▶ **ACTIVITY**
When you give the entries again, keep every word as it stands and drop the pictures.

□ □ □

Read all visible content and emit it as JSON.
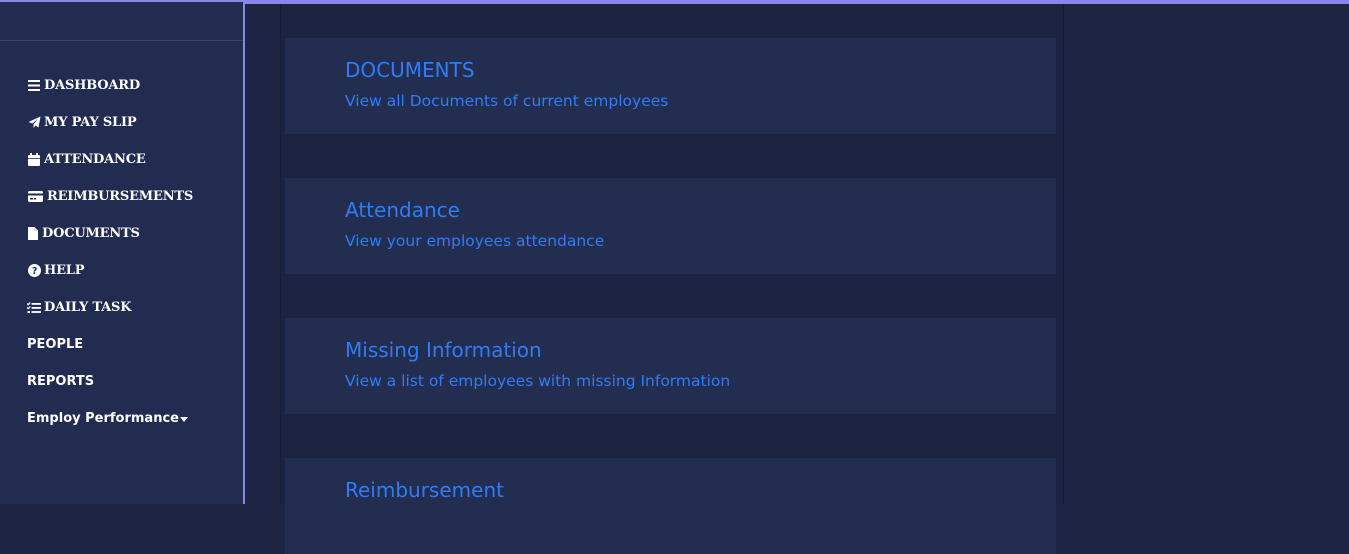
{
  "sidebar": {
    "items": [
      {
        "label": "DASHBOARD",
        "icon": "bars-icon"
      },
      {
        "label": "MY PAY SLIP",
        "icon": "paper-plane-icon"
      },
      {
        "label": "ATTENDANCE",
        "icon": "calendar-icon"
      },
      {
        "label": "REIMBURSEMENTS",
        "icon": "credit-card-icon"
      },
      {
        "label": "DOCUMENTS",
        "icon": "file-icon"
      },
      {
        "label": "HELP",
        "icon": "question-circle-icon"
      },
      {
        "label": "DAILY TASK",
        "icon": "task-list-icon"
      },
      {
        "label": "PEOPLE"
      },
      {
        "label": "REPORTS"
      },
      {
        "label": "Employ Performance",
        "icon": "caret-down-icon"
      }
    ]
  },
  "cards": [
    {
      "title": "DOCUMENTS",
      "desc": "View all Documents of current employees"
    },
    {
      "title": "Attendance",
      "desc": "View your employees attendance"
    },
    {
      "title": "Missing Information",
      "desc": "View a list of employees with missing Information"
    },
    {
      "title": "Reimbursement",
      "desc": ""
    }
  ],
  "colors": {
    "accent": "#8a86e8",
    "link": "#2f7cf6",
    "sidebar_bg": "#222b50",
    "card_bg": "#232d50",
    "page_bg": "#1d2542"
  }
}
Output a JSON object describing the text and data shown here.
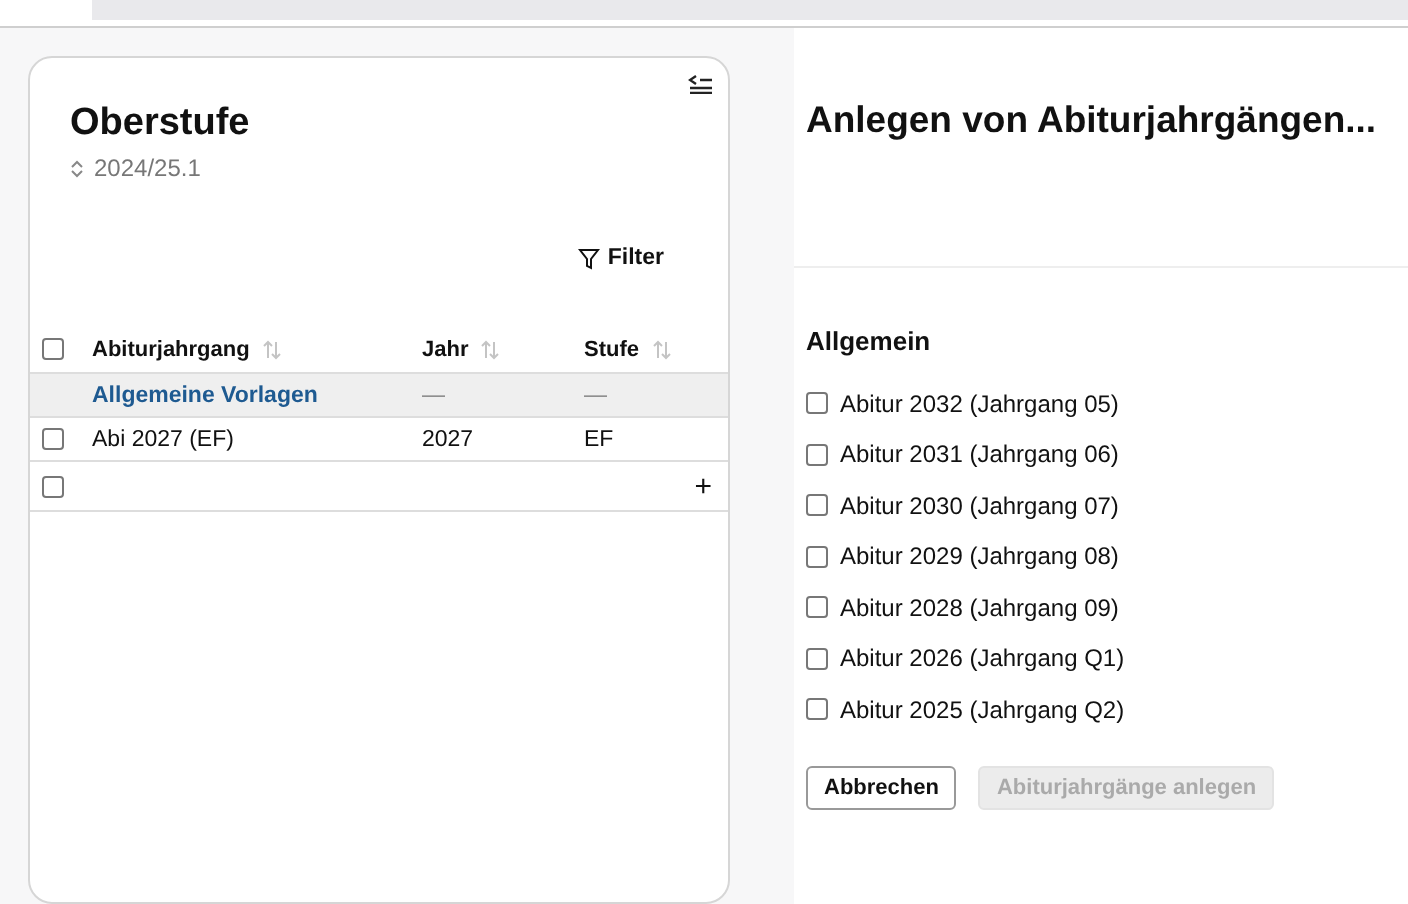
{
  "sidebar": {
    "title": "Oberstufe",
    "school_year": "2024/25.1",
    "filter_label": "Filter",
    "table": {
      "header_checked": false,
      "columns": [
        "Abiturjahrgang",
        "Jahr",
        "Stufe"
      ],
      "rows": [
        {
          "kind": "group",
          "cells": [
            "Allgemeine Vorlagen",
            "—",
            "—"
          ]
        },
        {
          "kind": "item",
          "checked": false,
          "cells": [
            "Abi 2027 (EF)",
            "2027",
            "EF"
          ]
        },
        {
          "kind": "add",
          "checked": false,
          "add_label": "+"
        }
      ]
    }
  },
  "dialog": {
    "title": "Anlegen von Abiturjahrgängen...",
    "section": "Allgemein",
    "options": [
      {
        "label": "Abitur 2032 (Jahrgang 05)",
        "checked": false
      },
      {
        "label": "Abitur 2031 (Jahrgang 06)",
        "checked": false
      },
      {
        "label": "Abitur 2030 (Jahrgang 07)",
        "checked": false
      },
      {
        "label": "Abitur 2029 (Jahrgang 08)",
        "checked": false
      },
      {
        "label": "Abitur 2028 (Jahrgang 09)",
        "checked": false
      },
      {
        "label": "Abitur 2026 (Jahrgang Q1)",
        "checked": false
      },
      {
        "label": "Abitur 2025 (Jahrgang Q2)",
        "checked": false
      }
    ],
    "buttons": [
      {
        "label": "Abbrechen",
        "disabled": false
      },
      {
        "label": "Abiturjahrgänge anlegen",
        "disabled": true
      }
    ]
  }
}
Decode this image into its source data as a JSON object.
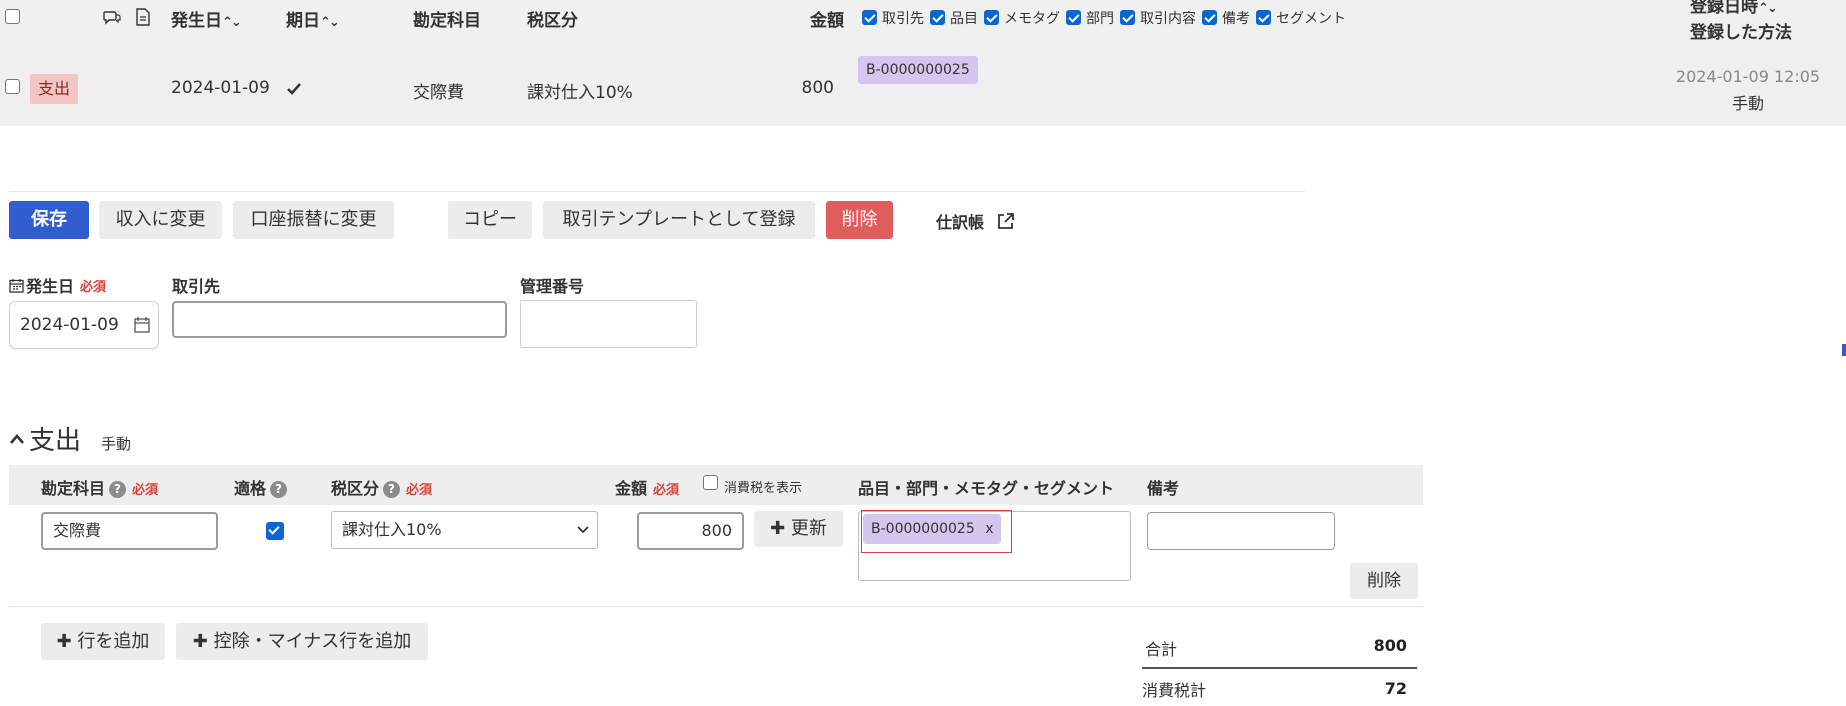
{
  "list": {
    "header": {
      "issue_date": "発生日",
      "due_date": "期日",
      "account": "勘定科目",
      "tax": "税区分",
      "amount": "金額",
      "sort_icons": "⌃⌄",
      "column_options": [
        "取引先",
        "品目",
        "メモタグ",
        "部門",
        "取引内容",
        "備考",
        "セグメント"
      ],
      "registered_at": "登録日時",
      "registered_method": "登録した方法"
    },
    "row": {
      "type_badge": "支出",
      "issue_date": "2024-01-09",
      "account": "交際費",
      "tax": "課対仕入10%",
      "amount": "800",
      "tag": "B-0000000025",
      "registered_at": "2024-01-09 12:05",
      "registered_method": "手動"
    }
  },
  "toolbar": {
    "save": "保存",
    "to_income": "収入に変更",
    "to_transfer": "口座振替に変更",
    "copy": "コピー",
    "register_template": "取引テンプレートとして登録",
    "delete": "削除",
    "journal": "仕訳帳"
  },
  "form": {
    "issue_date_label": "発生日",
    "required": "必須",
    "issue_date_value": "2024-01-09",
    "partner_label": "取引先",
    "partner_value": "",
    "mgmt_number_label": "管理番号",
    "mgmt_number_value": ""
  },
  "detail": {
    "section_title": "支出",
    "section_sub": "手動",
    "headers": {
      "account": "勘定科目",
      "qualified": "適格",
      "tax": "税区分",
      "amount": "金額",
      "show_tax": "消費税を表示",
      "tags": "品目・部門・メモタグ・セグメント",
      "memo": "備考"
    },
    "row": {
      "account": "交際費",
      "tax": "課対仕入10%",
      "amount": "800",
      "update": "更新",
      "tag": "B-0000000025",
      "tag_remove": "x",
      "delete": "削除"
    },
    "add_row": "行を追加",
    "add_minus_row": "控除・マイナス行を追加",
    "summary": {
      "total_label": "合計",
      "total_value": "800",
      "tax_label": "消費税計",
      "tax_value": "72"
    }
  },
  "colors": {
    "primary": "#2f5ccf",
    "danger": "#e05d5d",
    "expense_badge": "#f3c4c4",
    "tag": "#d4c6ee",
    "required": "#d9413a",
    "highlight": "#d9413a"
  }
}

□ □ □

▶ **ANSWER SECTION**
Read all visible content and emit it as JSON.
{
  "sidebar": {
    "items": [
      {
        "label": "DASHBOARD",
        "icon": "bars-icon"
      },
      {
        "label": "MY PAY SLIP",
        "icon": "paper-plane-icon"
      },
      {
        "label": "ATTENDANCE",
        "icon": "calendar-icon"
      },
      {
        "label": "REIMBURSEMENTS",
        "icon": "credit-card-icon"
      },
      {
        "label": "DOCUMENTS",
        "icon": "file-icon"
      },
      {
        "label": "HELP",
        "icon": "question-circle-icon"
      },
      {
        "label": "DAILY TASK",
        "icon": "task-list-icon"
      },
      {
        "label": "PEOPLE"
      },
      {
        "label": "REPORTS"
      },
      {
        "label": "Employ Performance",
        "icon": "caret-down-icon"
      }
    ]
  },
  "cards": [
    {
      "title": "DOCUMENTS",
      "desc": "View all Documents of current employees"
    },
    {
      "title": "Attendance",
      "desc": "View your employees attendance"
    },
    {
      "title": "Missing Information",
      "desc": "View a list of employees with missing Information"
    },
    {
      "title": "Reimbursement",
      "desc": ""
    }
  ],
  "colors": {
    "accent": "#8a86e8",
    "link": "#2f7cf6",
    "sidebar_bg": "#222b50",
    "card_bg": "#232d50",
    "page_bg": "#1d2542"
  }
}
Output a JSON object describing the text and data shown here.
{
  "sidebar": {
    "title": "Oberstufe",
    "school_year": "2024/25.1",
    "filter_label": "Filter",
    "table": {
      "header_checked": false,
      "columns": [
        "Abiturjahrgang",
        "Jahr",
        "Stufe"
      ],
      "rows": [
        {
          "kind": "group",
          "cells": [
            "Allgemeine Vorlagen",
            "—",
            "—"
          ]
        },
        {
          "kind": "item",
          "checked": false,
          "cells": [
            "Abi 2027 (EF)",
            "2027",
            "EF"
          ]
        },
        {
          "kind": "add",
          "checked": false,
          "add_label": "+"
        }
      ]
    }
  },
  "dialog": {
    "title": "Anlegen von Abiturjahrgängen...",
    "section": "Allgemein",
    "options": [
      {
        "label": "Abitur 2032 (Jahrgang 05)",
        "checked": false
      },
      {
        "label": "Abitur 2031 (Jahrgang 06)",
        "checked": false
      },
      {
        "label": "Abitur 2030 (Jahrgang 07)",
        "checked": false
      },
      {
        "label": "Abitur 2029 (Jahrgang 08)",
        "checked": false
      },
      {
        "label": "Abitur 2028 (Jahrgang 09)",
        "checked": false
      },
      {
        "label": "Abitur 2026 (Jahrgang Q1)",
        "checked": false
      },
      {
        "label": "Abitur 2025 (Jahrgang Q2)",
        "checked": false
      }
    ],
    "buttons": [
      {
        "label": "Abbrechen",
        "disabled": false
      },
      {
        "label": "Abiturjahrgänge anlegen",
        "disabled": true
      }
    ]
  }
}
Decode this image into its source data as a JSON object.
{
  "list": {
    "header": {
      "issue_date": "発生日",
      "due_date": "期日",
      "account": "勘定科目",
      "tax": "税区分",
      "amount": "金額",
      "sort_icons": "⌃⌄",
      "column_options": [
        "取引先",
        "品目",
        "メモタグ",
        "部門",
        "取引内容",
        "備考",
        "セグメント"
      ],
      "registered_at": "登録日時",
      "registered_method": "登録した方法"
    },
    "row": {
      "type_badge": "支出",
      "issue_date": "2024-01-09",
      "account": "交際費",
      "tax": "課対仕入10%",
      "amount": "800",
      "tag": "B-0000000025",
      "registered_at": "2024-01-09 12:05",
      "registered_method": "手動"
    }
  },
  "toolbar": {
    "save": "保存",
    "to_income": "収入に変更",
    "to_transfer": "口座振替に変更",
    "copy": "コピー",
    "register_template": "取引テンプレートとして登録",
    "delete": "削除",
    "journal": "仕訳帳"
  },
  "form": {
    "issue_date_label": "発生日",
    "required": "必須",
    "issue_date_value": "2024-01-09",
    "partner_label": "取引先",
    "partner_value": "",
    "mgmt_number_label": "管理番号",
    "mgmt_number_value": ""
  },
  "detail": {
    "section_title": "支出",
    "section_sub": "手動",
    "headers": {
      "account": "勘定科目",
      "qualified": "適格",
      "tax": "税区分",
      "amount": "金額",
      "show_tax": "消費税を表示",
      "tags": "品目・部門・メモタグ・セグメント",
      "memo": "備考"
    },
    "row": {
      "account": "交際費",
      "tax": "課対仕入10%",
      "amount": "800",
      "update": "更新",
      "tag": "B-0000000025",
      "tag_remove": "x",
      "delete": "削除"
    },
    "add_row": "行を追加",
    "add_minus_row": "控除・マイナス行を追加",
    "summary": {
      "total_label": "合計",
      "total_value": "800",
      "tax_label": "消費税計",
      "tax_value": "72"
    }
  },
  "colors": {
    "primary": "#2f5ccf",
    "danger": "#e05d5d",
    "expense_badge": "#f3c4c4",
    "tag": "#d4c6ee",
    "required": "#d9413a",
    "highlight": "#d9413a"
  }
}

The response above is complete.